Amtrak made great hay about their “Amtrak Culinary Advisory Team” (ACAT), which includes haute cuisine luminaries like Jamie Bissonnette, Matthias Merges, and Roberto Santibanez.
Not a one of this terrific troika is downstairs in the kitchen cooking up your surf & turf, cage-free omelet, or Thai-spiced pulled coconut pork sliders.
All of the meals came up very, very quickly, which reminded me of the “nuke it” philosophy that held sway when I worked onboard as a waiter. If the kitchen was slammed, the microwave became the chef’s best friend and magical expediter of many meals.
On more than one occasion, the ACAT dinner specials were not available. The casual explanation offered by my waiter of “Who knows?” seemed almost metaphysical rather than offering any type of solace or solution.

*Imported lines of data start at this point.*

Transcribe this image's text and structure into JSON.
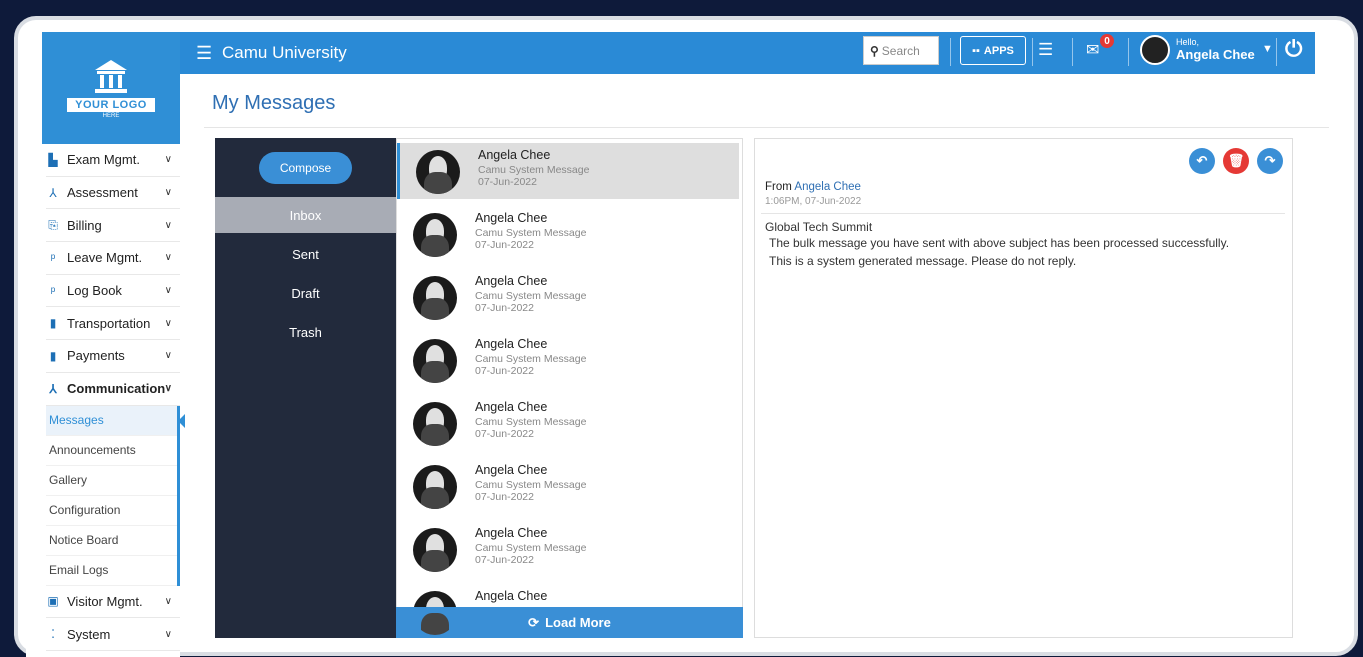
{
  "colors": {
    "accent": "#2a8ad6",
    "sidebar_dark": "#222a3c",
    "danger": "#e53935"
  },
  "logo": {
    "line1": "YOUR LOGO",
    "line2": "HERE"
  },
  "topbar": {
    "title": "Camu University",
    "search_placeholder": "Search",
    "apps_label": "APPS",
    "mail_badge": "0",
    "hello": "Hello,",
    "user_name": "Angela Chee"
  },
  "sidebar": {
    "items": [
      {
        "label": "Exam Mgmt.",
        "icon": "exam-icon"
      },
      {
        "label": "Assessment",
        "icon": "assessment-icon"
      },
      {
        "label": "Billing",
        "icon": "billing-icon"
      },
      {
        "label": "Leave Mgmt.",
        "icon": "leave-icon"
      },
      {
        "label": "Log Book",
        "icon": "logbook-icon"
      },
      {
        "label": "Transportation",
        "icon": "transport-icon"
      },
      {
        "label": "Payments",
        "icon": "payments-icon"
      },
      {
        "label": "Communication",
        "icon": "communication-icon"
      }
    ],
    "sub_items": [
      "Messages",
      "Announcements",
      "Gallery",
      "Configuration",
      "Notice Board",
      "Email Logs"
    ],
    "after_items": [
      {
        "label": "Visitor Mgmt.",
        "icon": "visitor-icon"
      },
      {
        "label": "System",
        "icon": "system-icon"
      }
    ]
  },
  "page": {
    "title": "My Messages"
  },
  "folders": {
    "compose": "Compose",
    "items": [
      "Inbox",
      "Sent",
      "Draft",
      "Trash"
    ]
  },
  "messages": [
    {
      "name": "Angela Chee",
      "subject": "Camu System Message",
      "date": "07-Jun-2022"
    },
    {
      "name": "Angela Chee",
      "subject": "Camu System Message",
      "date": "07-Jun-2022"
    },
    {
      "name": "Angela Chee",
      "subject": "Camu System Message",
      "date": "07-Jun-2022"
    },
    {
      "name": "Angela Chee",
      "subject": "Camu System Message",
      "date": "07-Jun-2022"
    },
    {
      "name": "Angela Chee",
      "subject": "Camu System Message",
      "date": "07-Jun-2022"
    },
    {
      "name": "Angela Chee",
      "subject": "Camu System Message",
      "date": "07-Jun-2022"
    },
    {
      "name": "Angela Chee",
      "subject": "Camu System Message",
      "date": "07-Jun-2022"
    },
    {
      "name": "Angela Chee",
      "subject": "",
      "date": ""
    }
  ],
  "load_more": "Load More",
  "reader": {
    "from_label": "From",
    "from_name": "Angela Chee",
    "time": "1:06PM, 07-Jun-2022",
    "subject": "Global Tech Summit",
    "body_line1": "The bulk message you have sent with above subject has been processed successfully.",
    "body_line2": "This is a system generated message. Please do not reply."
  }
}
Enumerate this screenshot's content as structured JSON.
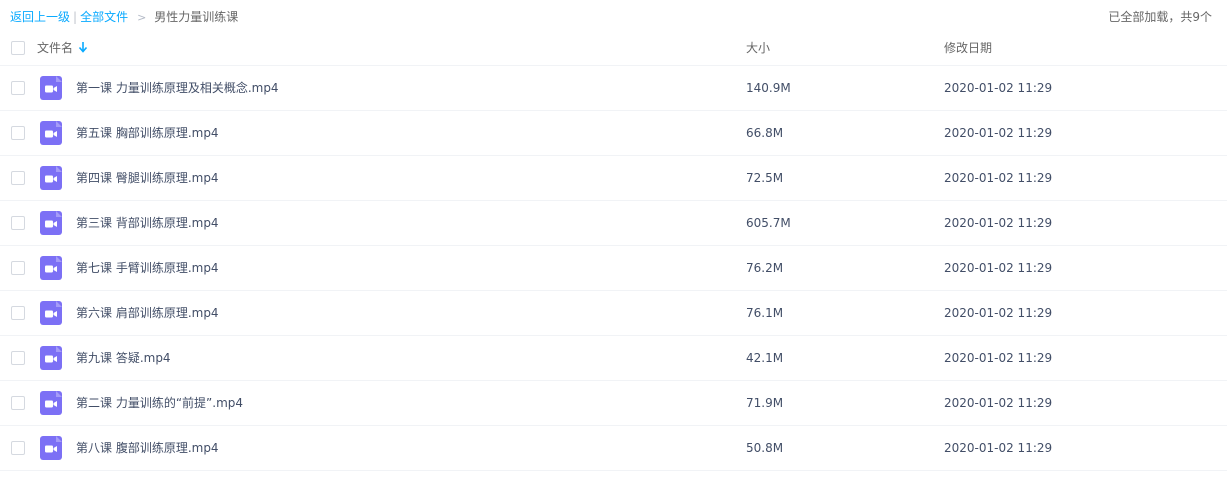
{
  "breadcrumb": {
    "back_label": "返回上一级",
    "separator": "|",
    "all_files_label": "全部文件",
    "arrow": ">",
    "current_folder": "男性力量训练课"
  },
  "load_status": "已全部加载，共9个",
  "columns": {
    "name": "文件名",
    "size": "大小",
    "modified": "修改日期"
  },
  "icons": {
    "video_file": "video-file-icon",
    "sort": "sort-arrow-down-icon"
  },
  "colors": {
    "link": "#09aaff",
    "video_icon": "#7c70f5"
  },
  "files": [
    {
      "name": "第一课 力量训练原理及相关概念.mp4",
      "size": "140.9M",
      "modified": "2020-01-02 11:29"
    },
    {
      "name": "第五课 胸部训练原理.mp4",
      "size": "66.8M",
      "modified": "2020-01-02 11:29"
    },
    {
      "name": "第四课 臀腿训练原理.mp4",
      "size": "72.5M",
      "modified": "2020-01-02 11:29"
    },
    {
      "name": "第三课 背部训练原理.mp4",
      "size": "605.7M",
      "modified": "2020-01-02 11:29"
    },
    {
      "name": "第七课 手臂训练原理.mp4",
      "size": "76.2M",
      "modified": "2020-01-02 11:29"
    },
    {
      "name": "第六课 肩部训练原理.mp4",
      "size": "76.1M",
      "modified": "2020-01-02 11:29"
    },
    {
      "name": "第九课 答疑.mp4",
      "size": "42.1M",
      "modified": "2020-01-02 11:29"
    },
    {
      "name": "第二课 力量训练的“前提”.mp4",
      "size": "71.9M",
      "modified": "2020-01-02 11:29"
    },
    {
      "name": "第八课 腹部训练原理.mp4",
      "size": "50.8M",
      "modified": "2020-01-02 11:29"
    }
  ]
}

It’s also not cheap to eat in the dining car. If you’re in the sleeping car meals are included (please tip, friends), but if you’re coming from the coach cars, you’re going to pay $25 for a steak at dinner, $12 for a modest Southwestern style salad at lunch, and $12.75 for aforementioned omelet with roasted potatoes and a croissant.
My recommendation for folks traveling in coach is to munch on the cafe car offerings during breakfast and lunch and go for a splurge during dinner. Curiously, the mussels are actually quite good. They are also more likely to accommodate folks with food allergies at dinner.
If I were redoing Amtrak’s menu, I’d dig deep into the trove of classic dining car recipe books from trains like the New York Central’s 20th Century Limited and the Illinois Central’s Panama Limited.
“Bring me a cup of hot consomme, then the Lobster Newburg,” I’d shout. “My new Australian friends will have iced celery hearts, followed by roast prime rib au ju! But first, Martini cocktails!”
Far better we go back to basics than try to create a fleet of 79-mph Faux-lineas. After all, the nostalgia factor looms large when folks step on the train.